Studying the waters of the Pacific coastline, scientists from Woods Hole Oceanographic Institution in Massachusetts and from Ottawa's Fisheries and Oceans Canada found levels of Cesium-134, the radiation footprint of the Fukushima disaster, to be at levels below what a dental patient would be exposed to in a routine X-ray, according to the Associated Press.
Radiation levels in surrounding seawater were found to be "even less than things like CT scans or flying in a plane or even living at high altitude.
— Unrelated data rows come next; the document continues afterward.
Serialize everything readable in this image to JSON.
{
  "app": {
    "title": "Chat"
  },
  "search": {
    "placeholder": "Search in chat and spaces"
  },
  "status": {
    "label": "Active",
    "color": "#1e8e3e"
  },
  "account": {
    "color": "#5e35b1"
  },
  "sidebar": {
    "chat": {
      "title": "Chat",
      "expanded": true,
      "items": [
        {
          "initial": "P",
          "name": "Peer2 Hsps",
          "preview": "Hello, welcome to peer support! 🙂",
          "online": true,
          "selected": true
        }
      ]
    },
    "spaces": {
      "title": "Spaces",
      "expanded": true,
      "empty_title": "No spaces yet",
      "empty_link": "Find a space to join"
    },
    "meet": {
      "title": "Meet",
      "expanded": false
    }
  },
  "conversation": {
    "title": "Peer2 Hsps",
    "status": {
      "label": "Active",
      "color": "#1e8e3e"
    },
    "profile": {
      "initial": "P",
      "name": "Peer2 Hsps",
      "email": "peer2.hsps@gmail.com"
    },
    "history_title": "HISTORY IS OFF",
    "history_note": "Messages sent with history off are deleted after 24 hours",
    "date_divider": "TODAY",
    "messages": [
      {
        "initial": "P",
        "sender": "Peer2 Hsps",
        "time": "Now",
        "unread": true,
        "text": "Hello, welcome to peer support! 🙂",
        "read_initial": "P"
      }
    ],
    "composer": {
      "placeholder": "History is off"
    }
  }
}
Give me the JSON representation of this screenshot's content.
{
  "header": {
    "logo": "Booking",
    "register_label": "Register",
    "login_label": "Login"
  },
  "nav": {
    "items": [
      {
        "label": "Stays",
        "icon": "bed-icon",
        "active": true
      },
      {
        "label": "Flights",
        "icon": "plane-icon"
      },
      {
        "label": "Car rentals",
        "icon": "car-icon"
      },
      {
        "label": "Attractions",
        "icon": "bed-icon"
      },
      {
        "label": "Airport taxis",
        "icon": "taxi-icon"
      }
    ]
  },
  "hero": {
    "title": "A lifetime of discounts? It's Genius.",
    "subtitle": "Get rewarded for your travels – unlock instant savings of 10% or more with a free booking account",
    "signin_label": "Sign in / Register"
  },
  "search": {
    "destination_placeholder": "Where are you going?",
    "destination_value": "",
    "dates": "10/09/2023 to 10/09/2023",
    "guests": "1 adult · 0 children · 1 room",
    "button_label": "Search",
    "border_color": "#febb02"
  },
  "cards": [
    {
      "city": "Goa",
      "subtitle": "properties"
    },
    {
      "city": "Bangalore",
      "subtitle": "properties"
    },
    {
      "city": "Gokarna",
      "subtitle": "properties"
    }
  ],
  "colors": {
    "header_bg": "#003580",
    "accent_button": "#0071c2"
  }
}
Personally I'm not concerned about those levels," said scientist Ken Buesseler of Woods Hole.
In a 2015 statement regarding the impact of seaborne Fukushima radiation on the coastline of the United States, the US Nuclear Regulatory Commission asserted that levels of Cesium-134 "fall well short of posing any US health or environmental risk."
Alaskan fisheries officials in a January report stated that they found no detectable levels of Cesium-134 from the Fukushima disaster in any seafood pulled from the state's waters.